What I bring to market is essentially a disposable product. You can reuse it a couple of times, but eventually you'll throw the used papers out. So it was important to me that my papers carried some of the tradition of early English Paper Piecers. I wanted the paper to have had a past life. Many paper products that say 100% recycled are actually just made leftover wood pulp from timber mills. And while that's a great use of timber waste, sometimes those timber mills are cutting their timber from old forests, and there's no way of knowing from the packaging. If I was going to bring a new paper product to the world, and hope that as many people as possible bought it, I didn't want to have an ounce of unease about growing my business on the back of unsustainable manufacturing processes. So I chose paper that is 100% office waste.
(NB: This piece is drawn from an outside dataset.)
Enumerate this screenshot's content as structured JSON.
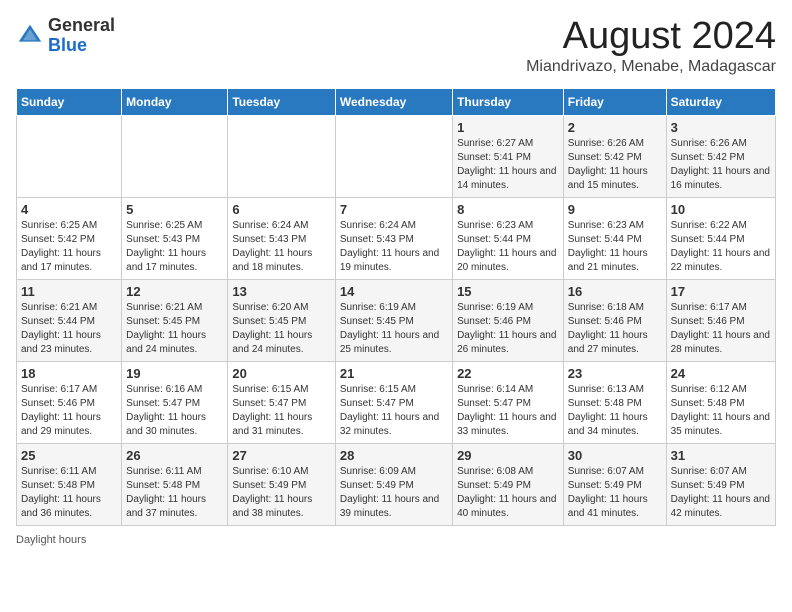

One of the unfortunate things early wood pulp paper makers discovered was that their paper wasn't very durable. It was acidic, and the acidity caused what was called a ‘slow fire’. The paper would eventually turn to ash! These days we have a lot of acid free paper options, which is especially important when choosing papers for EPP templates. Acid not only degrades paper, but fabric too! In a quilt that might be a work in progress for several years, it was essential to choose a paper that would keep its shape over the long term, and not affect the fabric quality.
I love my paper manufacturer. They are a small, Sydney business, making paper from office waste, with a deep concern for the environment. From their factory, to my friends, Cut Once Templates, who laser-cut, package, and ship your order, I know every part of my papers' manufacturing. The work put into making them is just as much a benefit to the workers, as it is to you.
Choosing English Paper Pieces
I love my papers, and I love having them turn up pre-cut for me to dive right into basting! But there are situations where you may decide to, or prefer to, make your own. Perhaps customs is a killer, or you want to make a quilt with shapes I don't sell. Whatever your reasons, I'd love to help you enjoy your EPP with the papers you choose. Here's some things to keep in mind.
- Cardboard is NOT king. When I got into EPP, everyone recommended cardboard. But it's torture for your hands! Go with something much softer. Your fabric will still fold over the fabric and keep in shape, but you won't need to fight with the cardboard to bend it as you sew.
- The little bit of grit that you get with recycled paper helps the glue stick better so you don't need to use as much.
- If you're using old, unloved books, keep in mind that some pulp fiction isn't printed on acid free paper.
- If you're buying paper by the ream, look for paper that's around 100gsm, used for fancy invitations and certificates.
- Think about how your hobby impacts your world long term. Try to choose paper made from sustainable forestation practices.
"I can't use any other papers now that I've used yours! You've ruined me!" - Michelle, NSW
A lot has changed since the old days of patchwork. We have sewing machines and plastic templates and laser cutters! And with new technology comes new options to set up our craft in a way that suits our preferences and our values. What works best for YOU? My goal here will always be to help you find joy in your making by discovering what suits you. I hope the information here is helpful!
Would you like to try my English paper pieces for yourself?
Try one of the kits below!